With the arrival of the railway and the introduction of horse-drawn trams about ten years later, Peckham became accessible to artisans and clerical staff working in the City and the docks. Housing for this socio-economic group filled almost all the remaining fields except the Rye. In 1868 the vestry of Camberwell St Giles bought the Rye to keep it as common land. Responding to concerns about the dangerous overcrowding of the common on holidays the vestry bought the adjacent Homestall Farm (the last farm in the area) in 1894 and opened this as Peckham Rye Park.
Nunhead is now a place in the London Borough of Southwark in London, England. It is an inner-city suburb located 4 miles (6.4 km) southeast of Charing Cross (a point considered to be the centre of London from which distances are measured). It is the location of the 52 acres (0.21 km2) Nunhead Cemetery. Nunhead has traditionally been a working-class area and, with the adjacent neighbourhoods, is currently going through a lengthy process of "gentrification".
Nunhead formed part of the large ancient parish of Camberwell in the Brixton hundred of Surrey. It has not formed an independent unit of civil administration, however as population grew a separate Nunhead St. Antholin (or St. Anthony) ecclesiastical parish was created in 1878, with a church built in 1877.
The area then came within the area of responsibility of the Metropolitan Board of Works in 1855 and was transferred to the County of London in 1889. Having formed part of the Camberwell parish, it became part of the Metropolitan Borough of Camberwell in 1900. In 1887 Nunhead is recorded as having a population of 10,727.

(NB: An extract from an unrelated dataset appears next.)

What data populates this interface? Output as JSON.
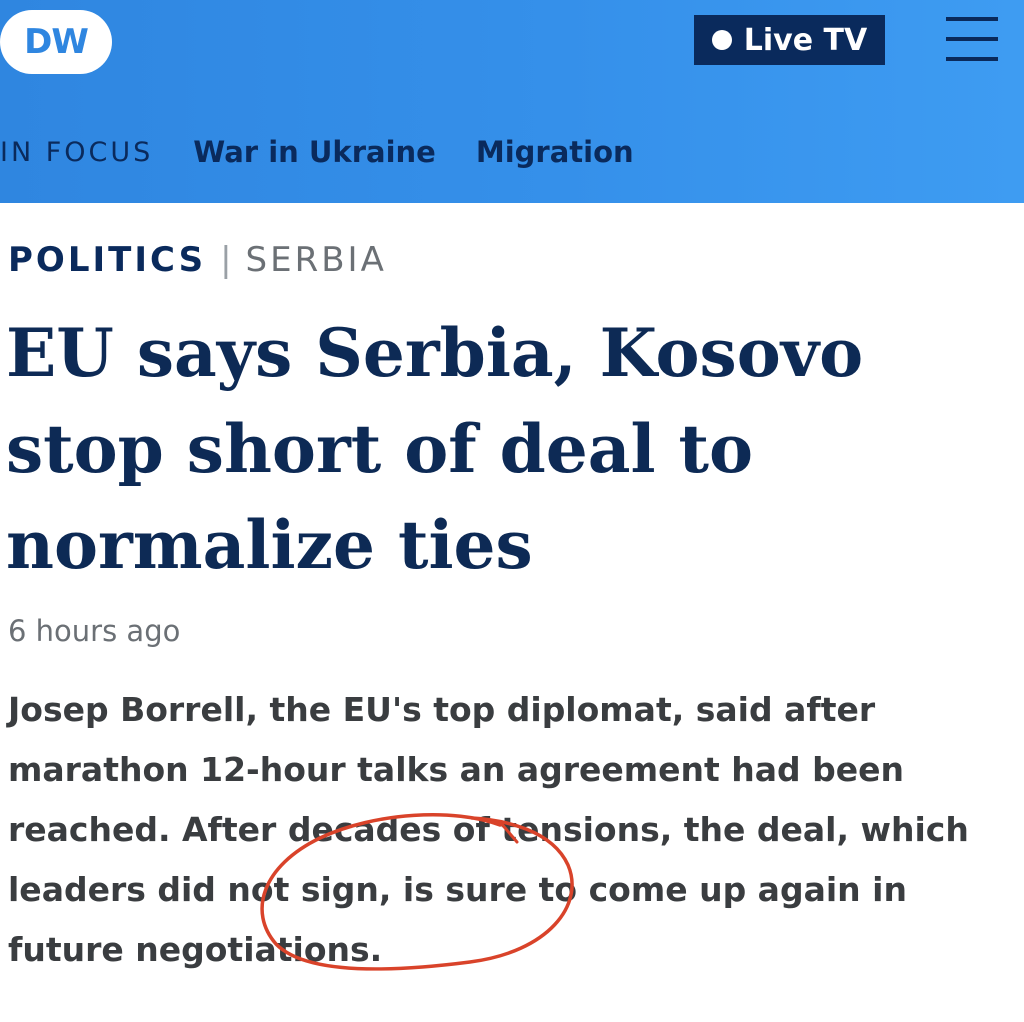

Camberwell Old Cemetery, on Forest Hill Road, is a later example of the ring of Victorian cemeteries that were built to alleviate the overcrowding of churchyards that was experienced with the rapid expansion of London in the 19th century. Camberwell Old Cemetery did not have the grandeur of nearby Nunhead Cemetery, which was one of the original London necropoleis, and once nearing capacity it was replaced by Camberwell New Cemetery on Brenchley Gardens.